The Radiology Business Journal (11/16, Maglaya) reports that “patients fighting breast cancer already face taxing physical and emotional obstacles – but” research indicates “they are also facing an increase in the number of imaging appointments.” In a statement, Richard Bleicher, MD, said, “The number of days patients are having mammograms, MRIs, and ultrasounds is going up steadily year by year. They’re having imaging done more frequently on separate dates during the preoperative interval than ever before.”
Diagnostic Imaging (11/15) reports, “When radiologists compare two or more prior mammograms, screening mammography recall rates are significantly reduced,” researchers found after analyzing data from “46,288 consecutive screening mammograms performed at the department of radiology and biomedical imaging, University of California, San Francisco, for 22,792 women.” The findings were published in the American Journal of Roentgenology.
Aunt Minnie (11/14, Rush) reports, “In its ongoing efforts to improve breast cancer detection rates, the” FDA “has announced that it plans to use its Mammography Quality Standards Act (MQSA) inspection program to increase mammography image quality through a new venture it’s calling Enhancing Quality Using the Inspection Program.”

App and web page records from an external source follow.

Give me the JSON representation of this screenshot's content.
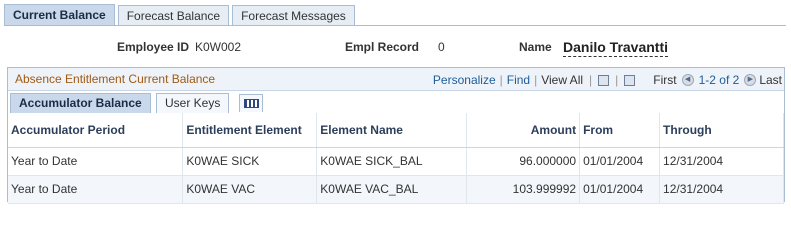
{
  "page_tabs": [
    {
      "label": "Current Balance",
      "active": true
    },
    {
      "label": "Forecast Balance",
      "active": false
    },
    {
      "label": "Forecast Messages",
      "active": false
    }
  ],
  "header": {
    "employee_id_label": "Employee ID",
    "employee_id_value": "K0W002",
    "empl_record_label": "Empl Record",
    "empl_record_value": "0",
    "name_label": "Name",
    "name_value": "Danilo Travantti"
  },
  "grid": {
    "title": "Absence Entitlement Current Balance",
    "nav": {
      "personalize": "Personalize",
      "find": "Find",
      "view_all": "View All",
      "first": "First",
      "range": "1-2 of 2",
      "last": "Last"
    },
    "tabs": [
      {
        "label": "Accumulator Balance",
        "active": true
      },
      {
        "label": "User Keys",
        "active": false
      }
    ],
    "show_all_columns_icon": "show-all-columns-icon",
    "columns": [
      "Accumulator Period",
      "Entitlement Element",
      "Element Name",
      "Amount",
      "From",
      "Through"
    ],
    "rows": [
      [
        "Year to Date",
        "K0WAE SICK",
        "K0WAE SICK_BAL",
        "96.000000",
        "01/01/2004",
        "12/31/2004"
      ],
      [
        "Year to Date",
        "K0WAE VAC",
        "K0WAE VAC_BAL",
        "103.999992",
        "01/01/2004",
        "12/31/2004"
      ]
    ]
  },
  "colors": {
    "grid_title": "#a05a14",
    "link": "#1e5c99",
    "border": "#a9bed4"
  }
}
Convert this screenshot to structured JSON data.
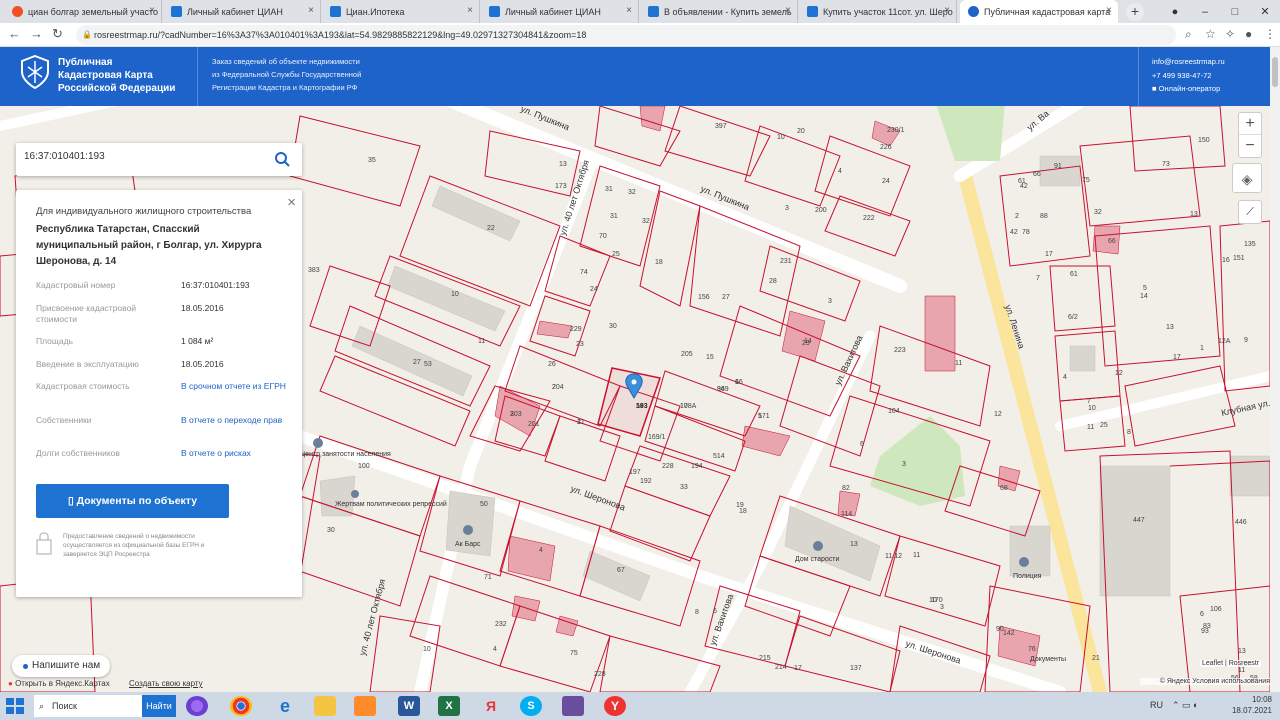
{
  "browser": {
    "tabs": [
      {
        "title": "циан болгар земельный участо",
        "icon_color": "#f25022"
      },
      {
        "title": "Личный кабинет ЦИАН",
        "icon_color": "#1e73d2"
      },
      {
        "title": "Циан.Ипотека",
        "icon_color": "#1e73d2"
      },
      {
        "title": "Личный кабинет ЦИАН",
        "icon_color": "#1e73d2"
      },
      {
        "title": "В объявлении - Купить земель",
        "icon_color": "#1e73d2"
      },
      {
        "title": "Купить участок 11сот. ул. Шеро",
        "icon_color": "#1e73d2"
      },
      {
        "title": "Публичная кадастровая карта",
        "icon_color": "#1e63c9"
      }
    ],
    "url": "rosreestrmap.ru/?cadNumber=16%3A37%3A010401%3A193&lat=54.9829885822129&lng=49.02971327304841&zoom=18",
    "new_tab": "+"
  },
  "header": {
    "title_lines": [
      "Публичная",
      "Кадастровая Карта",
      "Российской Федерации"
    ],
    "desc_lines": [
      "Заказ сведений об объекте недвижимости",
      "из Федеральной Службы Государственной",
      "Регистрации Кадастра и Картографии РФ"
    ],
    "email": "info@rosreestrmap.ru",
    "phone": "+7 499 938-47-72",
    "operator": "Онлайн-оператор"
  },
  "search": {
    "value": "16:37:010401:193"
  },
  "panel": {
    "type": "Для индивидуального жилищного строительства",
    "address": "Республика Татарстан, Спасский муниципальный район, г Болгар, ул. Хирурга Шеронова, д. 14",
    "rows": [
      {
        "label": "Кадастровый номер",
        "value": "16:37:010401:193",
        "link": false
      },
      {
        "label": "Присвоение кадастровой стоимости",
        "value": "18.05.2016",
        "link": false
      },
      {
        "label": "Площадь",
        "value": "1 084 м²",
        "link": false
      },
      {
        "label": "Введение в эксплуатацию",
        "value": "18.05.2016",
        "link": false
      },
      {
        "label": "Кадастровая стоимость",
        "value": "В срочном отчете из ЕГРН",
        "link": true
      },
      {
        "label": "Собственники",
        "value": "В отчете о переходе прав",
        "link": true
      },
      {
        "label": "Долги собственников",
        "value": "В отчете о рисках",
        "link": true
      }
    ],
    "doc_button": "Документы по объекту",
    "note": "Предоставление сведений о недвижимости осуществляется из официальной базы ЕГРН и заверяется ЭЦП Росреестра"
  },
  "map": {
    "streets": [
      "ул. Пушкина",
      "ул. 40 лет Октября",
      "ул. Шеронова",
      "ул. Вахитова",
      "ул. Ленина",
      "Клубная ул.",
      "ул. Шеронова",
      "ул. 40 лет Октября",
      "ул. Вахитова",
      "ул. Пушкина",
      "ул. Ва"
    ],
    "parcels": [
      "193",
      "17",
      "36",
      "16",
      "171",
      "21",
      "204",
      "203",
      "201",
      "26",
      "23",
      "30",
      "229",
      "24",
      "74",
      "25",
      "70",
      "31",
      "32",
      "32",
      "31",
      "18",
      "156",
      "27",
      "231",
      "28",
      "3",
      "29",
      "14",
      "15",
      "205",
      "169/1",
      "197",
      "192",
      "228",
      "194",
      "514",
      "33",
      "19",
      "18",
      "13",
      "173",
      "22",
      "10",
      "383",
      "11",
      "53",
      "27",
      "35",
      "397",
      "10",
      "20",
      "3",
      "200",
      "24",
      "226",
      "230/1",
      "4",
      "222",
      "223",
      "104",
      "6",
      "3",
      "82",
      "68",
      "11",
      "12",
      "66",
      "61",
      "42",
      "75",
      "91",
      "66",
      "78",
      "61",
      "7",
      "2",
      "88",
      "42",
      "17",
      "32",
      "16",
      "135",
      "150",
      "73",
      "13",
      "151",
      "1",
      "17",
      "14",
      "13",
      "12А",
      "9",
      "8",
      "5",
      "7",
      "6/2",
      "4",
      "11",
      "12",
      "10",
      "25",
      "114",
      "13",
      "11.12",
      "11",
      "10",
      "170",
      "3",
      "6",
      "8",
      "56",
      "6",
      "4",
      "75",
      "67",
      "4",
      "71",
      "35",
      "50",
      "30",
      "100",
      "232",
      "10",
      "228",
      "215",
      "214",
      "17",
      "137",
      "142",
      "90",
      "76",
      "93",
      "83",
      "446",
      "447",
      "21",
      "11",
      "13",
      "58",
      "108",
      "106",
      "54",
      "108А",
      "949",
      "6",
      "5",
      "1",
      "2",
      "3"
    ],
    "pois": [
      "Ак Барс",
      "Жертвам политических репрессий",
      "Дом старости",
      "Полиция",
      "Документы",
      "Центр занятости населения"
    ]
  },
  "controls": {
    "zoom_in": "+",
    "zoom_out": "−"
  },
  "bottom": {
    "chat": "Напишите нам",
    "yandex_open": "Открыть в Яндекс.Картах",
    "create_map": "Создать свою карту",
    "attrib": "© Яндекс Условия использования",
    "leaflet": "Leaflet | Rosreestr"
  },
  "taskbar": {
    "search_placeholder": "Поиск",
    "search_go": "Найти",
    "lang": "RU",
    "time": "10:08",
    "date": "18.07.2021"
  },
  "colors": {
    "brand_blue": "#1e63c9",
    "parcel_red": "#c8102e",
    "building_pink": "#e8a5ad",
    "building_gray": "#d9d5cf"
  }
}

The Radiology Business Journal (11/8, Doss) reports that “imaging centers and public health organizations may need to devote additional resources to provide access to follow-ups after a positive mammography, according to Louise Henderson, PhD, assistant professor at the University of South Carolina School of Medicine Department of Radiology.” According to the Journal, “Henderson was the senior author on a study published in Cancer, Epidemiology, Biomarkers & Prevention that found uninsured women younger than 65 years old had delayed follow-up appointments after a positive mammogram.” First author Danielle Durham, PhD, Cancer Prevention Fellow at the National Cancer Institute, said, “It’s important to remember that this is a particular population of people who have sought care.” Dr. Durham added, “It would be interesting to see if these trends would be replicated in other populations in the United States.”